There was no shortage of adventure in the two years it took to create the series, but Chad has had some stand-out moments. “Carlton Ward had us meet him in the middle of nowhere. Getting to him was insane,” Chad says, referring to the National Geographic Society photographer and co-founder of the Florida Wildlife Corridor project. (You can see Chad drive his truck across an honest-to- goodness creek in the “Our Corridor” episode). Then there’s the episode “Our Wildlife,” where he and FWC biologist Mike Orlando trap a black bear. “The thing lunges at you with this bluff charge—it freaked me out,” Chad recalls with a chuckle. 

Creating the show was fun but also emotionally draining at times, such as in the “Our Coast” episode when Mike Goldberg, founder of I.Care (Islamorada Conservation and Restoration Education), explained that over 95% of the coral in the Keys is gone. Literally. Five-hundred-year old coral formations Goldberg dove in his youth are now dead. 

But the show doesn’t just focus on the bad stuff. It highlights the good work being done by individuals and organizations across the state, including I.Care’s program that trains recreational scuba divers to graft pieces of lab-grown coral onto underwater structures. In another segment of the episode, twin brothers Kyle and Keith Rossin are restoring mangroves in the concrete jungles of West Palm Beach. 

“It gives me hope that we can undo what we’ve done,” Chad says. “We can damage an ecosystem, but this same mentality and ingenuity and drive can restore that ecosystem. We can mess something up, but we can also go back in and fix it.”„ 

The show was Crawford Entertainment senior producer Katie Schroeder’s directorial debut. Being a transplant to Florida gave her a unique perspective. “I definitely view Florida in a different way having directed/produced the show, and as I’m raising my own family here now, I feel myself trying to imprint my new love of Florida into them.
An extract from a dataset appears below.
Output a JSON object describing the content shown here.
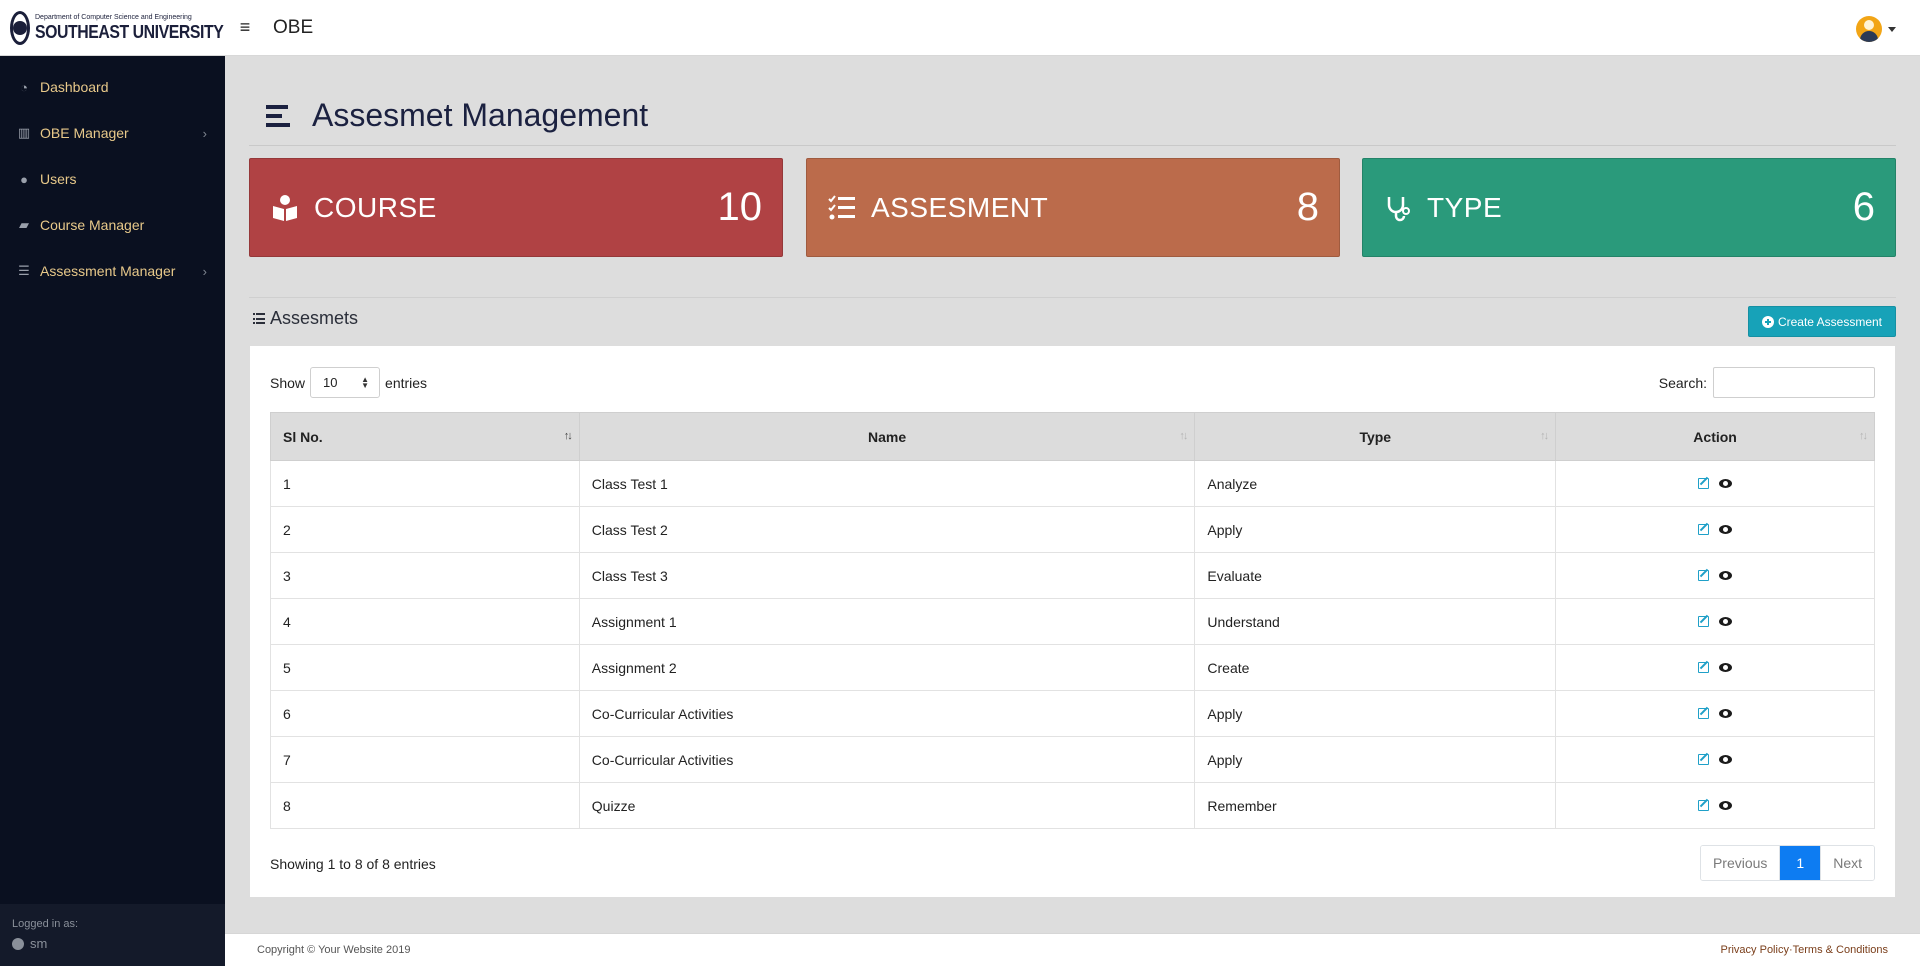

All in all, I’m just so proud of what we accomplished with the small team we had to make this series,” she says. 

Traci said she’s extremely proud of the show as well. She hopes the show will reach people who normally wouldn’t be aware of these topics, and that it might inspire hope and action. “We put our hearts and souls and blood and sweat and tears into every single episode. All six of them are really powerful because they are all telling a different aspect of the same story, which is that Florida is unique and special and paradise, and we’re losing her.” 

Why are we losing her? A common denominator is unchecked growth and development. “The environmental problems are connected to not only how much we’re growing, but how we’re growing,” Chad says. “It’s going to be the great reconciliation over the next 20 years: Our growth—how do we do it to where it doesn’t destroy the Florida that we love?” 

Can it even be done? The boots on the ground say yes, if we take action now. Part of that involves Conservation Florida’s work as a land trust. For landowners who are thinking about selling their property, Traci wants them to know that they have options other than taking a check from a developer. 

Conservation is one option, and it’s competitive,” she explains. (Part of Conservation Florida’s mission is to secure funds to compensate landowners, especially those in the Corridor). “There are many paths to protection, including conservation easements. Those protect the conservation values of the property but allow working lands to continue working and to continue to be passed on to the next generation or sold, but protected.” Learn more about land conservancy and the Florida Wildlife Corridor at 

Those without acres of property can play a role, too. “I am a big believer in finding what calls to your heart and soul,” Traci says. “If it’s water, if it’s wildlife, if it’s outdoor recreation, find a nonprofit group that you can volunteer with, that you can support with a monthly donation, that you can be an ambassador for. Talk about what they do and why it’s important to you. Those are very real ways to get involved overnight.” 

“There’s a reason the word ‘our’ is in the title,” Chad says. “I want people to feel ownership of where they live. This is our Florida. It’s not the government’s. It’s not anybody else’s. I want people to feel the weight of that.”